The 6 Best Workouts for Building Muscle Fast
For a privileged few among us, packing on muscle is as simple as eating an extra steak and a few more brownies. These are the massive individuals who walk in the gym, do a few sets of five at light weight, and then spend the rest of their session offering awful advice to wide-eyed youngsters.
For the rest of us, gaining muscle takes a concentrated effort and a lot of food. When I decided to get big, it took me six normal-sized meals a day for two months in order to add on the first 10 pounds. Your metabolism is designed to maintain its current weight, so breaking upwards takes a significant calorie increase, just like dropping pounds requires a significant decrease. (See also: Fitness for People Who Hate to Exercise)
Okay, I'm going to say this one more time. If you want to get buff, you have to eat a lot. You can lift weights all day at the gym, but without a massive increase in your caloric intake, you will not gain muscle!
So now that you're eating tons of food, let's take a look at the six activities best suited for getting you super buff.
1. Heavy Weight Lifting
By far the best activity for muscle increase is a heavy-weight lifting routine. Five sets at 8-10 reps is a great place to start per exercise, and you should always be failing by your last set, or the weight is too low. After your first three weeks, if you are eating enough food, you can expect to increase your lift by around five pounds every week.
Focus on compound lifts that hit all your muscle groups, such as bench press, squats, deadlifts, and weighted pull-ups. Always make sure to have a spotter for heavy lifts and only lift what you are capable of. You will always see individuals more jacked than you at the gym. You will always see weaker individuals, too. If you're there for anyone other than you, you've already failed.
2. Bodyweight Exercises
Using weights isn't the only way to gain mass. Bodyweight exercises can be a much more versatile option for muscle building. Anything from a park bench to a roof beam can double as your gym, and come summertime, who wants to be trapped inside anyway?
If you choose the bodyweight route, pull-ups, push-ups, rope climbs, dips, and wall-walks should be staples in your routine. Keep in mind that muscle gain is easier with lower reps, so you'll want to find exercises that really utilize your entire weight.
3. Rock Climbing
Rock climbing is a fantastic outdoor activity that can also increase your muscle mass. Rock climbers place constant demand on their entire musculoskeletal system, which accelerates muscle growth. The full-body nature of rock climbing is what separates it from similar activities that rely more on isolated movements.
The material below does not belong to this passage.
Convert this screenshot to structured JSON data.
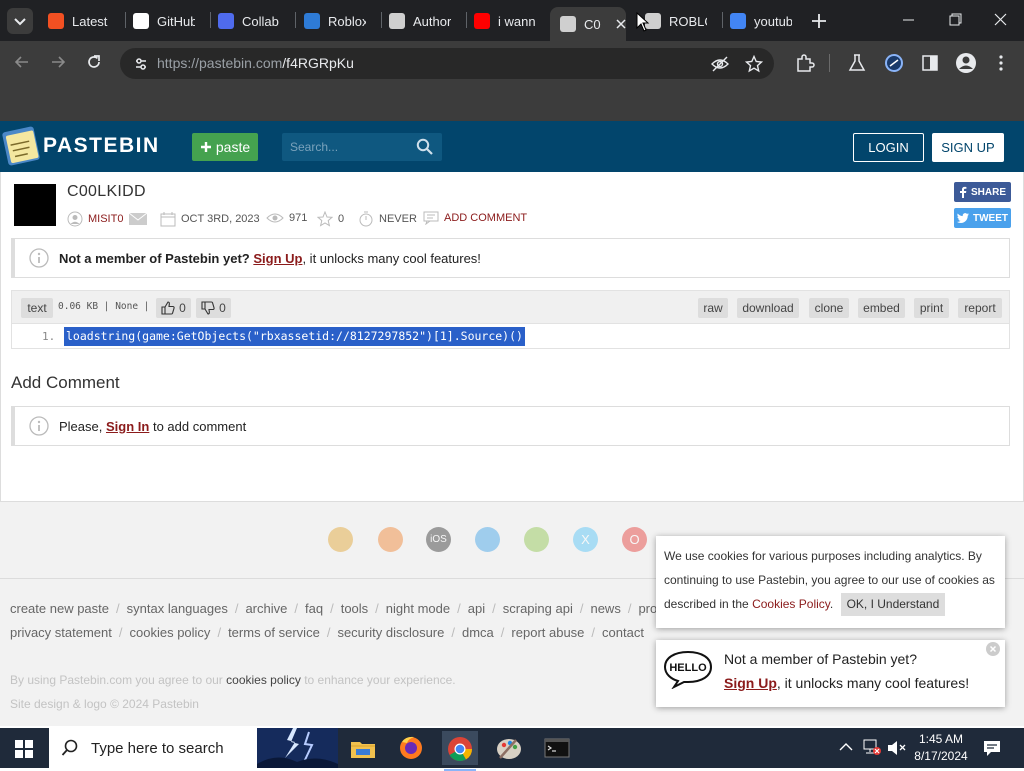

Another upside is the lack of sustained cardio. While newbies will certainly break a quick sweat, rock climbing is a relatively low-cardio sport, which is important when attempting to increase muscle mass. If you've never climbed before, but are interested in giving it a go, I'd recommend starting off small and working your way up. It's a lot harder than it looks, particularly at first.
Have you ever seen a rower? Then you already know what I'm talking about. Rowers tend to have built physiques for the same reasons I suggested rock climbing: high demand on your muscles relative to the cardio. Rowing is a great summer activity for the aspiring bodybuilder, as it puts you outdoors and in the water. What more could you ask for?
Keep in mind that rowing fails to significantly exercise your lower body, so unless you're wanting to look like Johnny Bravo, I'd recommend supplementing your rowing with a weekly session of heavy squats.
Rowing is great, but why get on the water when you can get in it!? Swimming balances a fine line in terms of cardio, but it is undeniably a fantastic full-body workout. With enough food intake, swimming can be utilized for muscle gain.
There's really not much more to say here. You swim one direction and then back — and then back in the original direction — and then back again. Repeat until dead.
Let's be honest. I couldn't write an article about muscle gain without including a section on CrossFit. As a CrossFit participant myself, the program accomplishes its stated goal very well, which is to raise your overall level of fitness rather than excelling at any one exercise.
For the purposes of getting buff, however, there are much better options. The highly intensive cardio involved in CrossFit would necessitate a Michael Phelps-like diet in order to end the day calorie-positive. Okay, that's a slight exaggeration. With enough protein, CrossFit is a viable muscle-building option, but for the hard-gainers out there, you'll want to stick with weight-lifting.
What workout routine has worked out best for you, in terms of muscle gain? Please share in comments!